In this week's portion Joseph, after more than one interaction with his brothers, finally reveals himself to them. At first, they are terrified. It would take some time - if ever - before they would become fully comfortable in his presence. But in order for them to receive his help, which would include provision of food as well as a place to live and prosper for the next few hundred years, they had to come to grips with a reality that they most likely would have wished had been very different from what they were facing.
Years earlier Joseph had told his brothers and father about his dreams, which suggested that he would rise to some sort of place of superiority over them. His brothers had already been jealous of him due to his special place in their father's heart. His dreams at the time only made matters worse. Their hatred boiled to the point that some of them wanted to kill him, but in the end he was sold into slavery. The brothers deceived their father by claiming Joseph had been killed by a wild animal. Joseph in the meantime was taken to Egypt where he at first served as a slave until he was falsely accused of taking advantage of his master's wife. He spent the following several years in prison before the king of Egypt learned that he could interpret dreams. After he interpreted the king's own dreams about a coming famine and made a suggestion of how to prepare for it, the king not only released him from prison, but gave him a high ranking position with the responsibility of managing the nation’s provisions. It was during this famine that his brothers came to him in need of food not knowing who he really was.
I am sure that his brothers would not have written the story of their lives this way. Think how they must have felt standing before their brother whom they had mistreated, but now was in such a position of power over them. It was hard enough for them to hear his dreams many years before, but to actually be in that very situation must have been extremely humiliating.
Regardless of how humiliated and terrified they may have been, in order to get the help they needed, they had to accept their situation. They had to accept their brother's current place and position, humble themselves before him, and do things his way.

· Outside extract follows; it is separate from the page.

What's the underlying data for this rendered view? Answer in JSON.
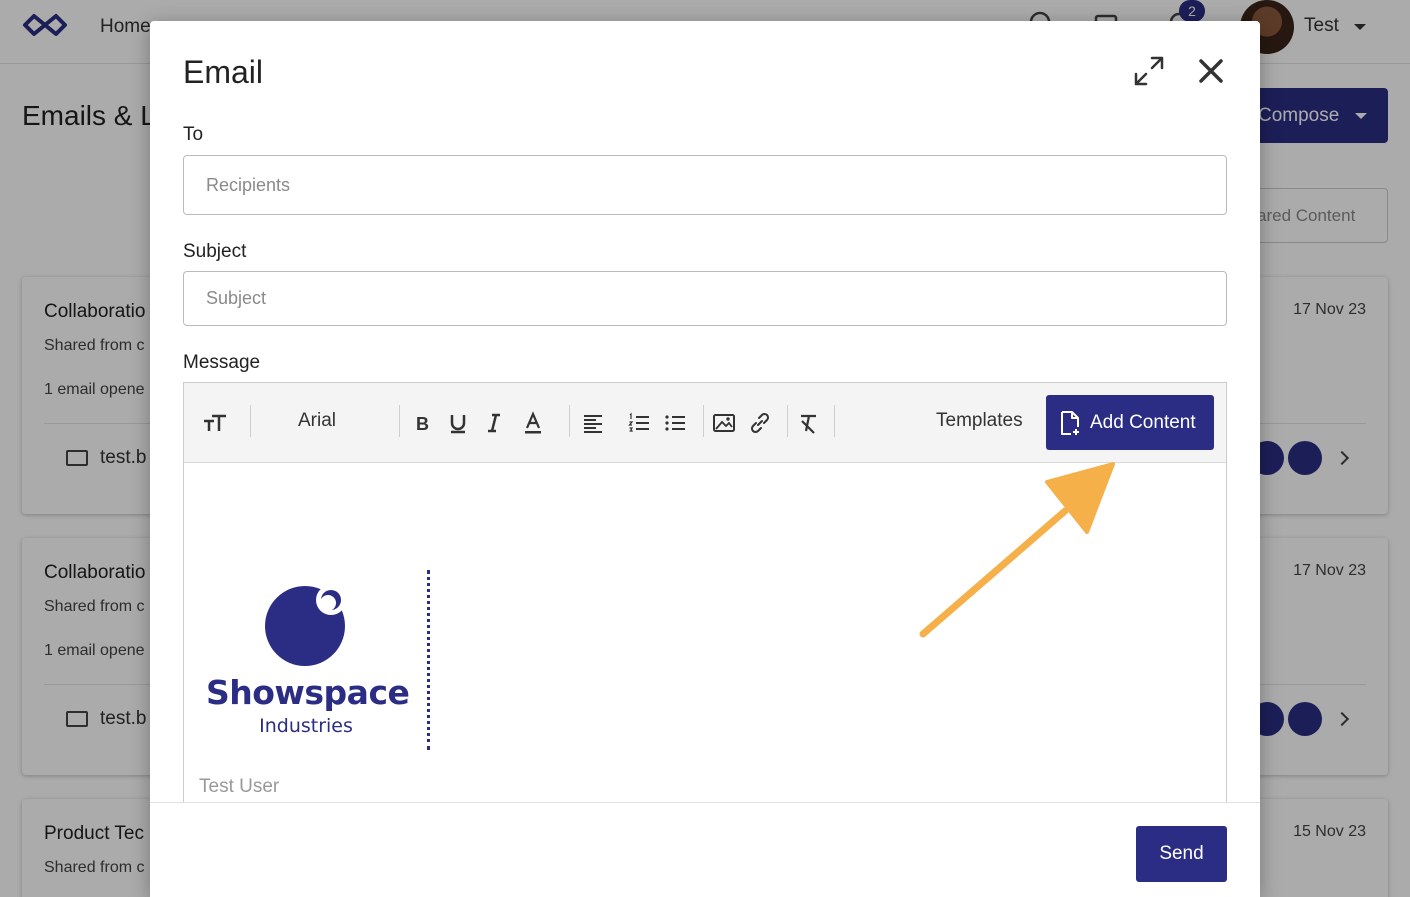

No matter how difficult this may have been for them, it was still God's way of taking care of them in their great need. No matter how uncomfortable they were at this point, they were encountering their solution, not further problems. What was now left for them to do was to accept what God was seeking to do in their lives.
And so the parallel for Jewish people continues. Even though we have centuries of negative feelings towards Yeshua and that the way he appears to us today is so foreign to us, he is our solution for our deepest needs. He is the only one who can satisfy our spiritual hunger. It is only through him that we can find lasting peace and security.
I wish the story of Yeshua and the Jewish people over the past two thousand years would be different from what it has been. But at the same time, we cannot change history. How the circumstances of life got to the present day is something we have no control over. To hear Yeshua say to us today that he is really one of us - our true Messiah - may be hard to take, but that doesn't change who he is. The sooner we can accept this, the better it will be for us.
I find that accepting things how they really are can be difficult for all of us. It isn't easy to face reality. We can be offended by how the world is and how our lives have turned out. We might have a hard time getting on with life, because it hasn't turned out the way we have expected. But instead of being offended by our failed expectations, we would do much better to face life and God as they really are.